**The task**
Scan the material below for the string "branch", and copy every line where it shows up.

**Dataset extract**
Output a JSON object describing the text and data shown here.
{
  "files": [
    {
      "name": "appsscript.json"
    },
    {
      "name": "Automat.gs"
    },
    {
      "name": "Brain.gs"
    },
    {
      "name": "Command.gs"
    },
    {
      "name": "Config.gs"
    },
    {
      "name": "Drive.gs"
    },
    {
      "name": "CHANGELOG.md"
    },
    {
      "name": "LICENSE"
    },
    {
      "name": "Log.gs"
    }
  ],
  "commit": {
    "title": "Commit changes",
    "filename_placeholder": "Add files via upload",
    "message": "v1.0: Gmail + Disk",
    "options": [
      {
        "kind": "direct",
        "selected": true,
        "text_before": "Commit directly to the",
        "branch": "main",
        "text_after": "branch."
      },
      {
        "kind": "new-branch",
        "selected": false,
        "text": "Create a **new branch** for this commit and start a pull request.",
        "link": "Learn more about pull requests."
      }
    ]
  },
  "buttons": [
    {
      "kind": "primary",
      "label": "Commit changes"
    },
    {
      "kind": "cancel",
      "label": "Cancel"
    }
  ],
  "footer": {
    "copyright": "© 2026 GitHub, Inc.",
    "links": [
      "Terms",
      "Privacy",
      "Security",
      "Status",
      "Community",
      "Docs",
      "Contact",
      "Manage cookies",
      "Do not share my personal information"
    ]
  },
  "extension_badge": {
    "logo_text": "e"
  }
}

**Answer for this exercise**
        "branch": "main",
        "text_after": "branch."
        "kind": "new-branch",
        "text": "Create a **new branch** for this commit and start a pull request.",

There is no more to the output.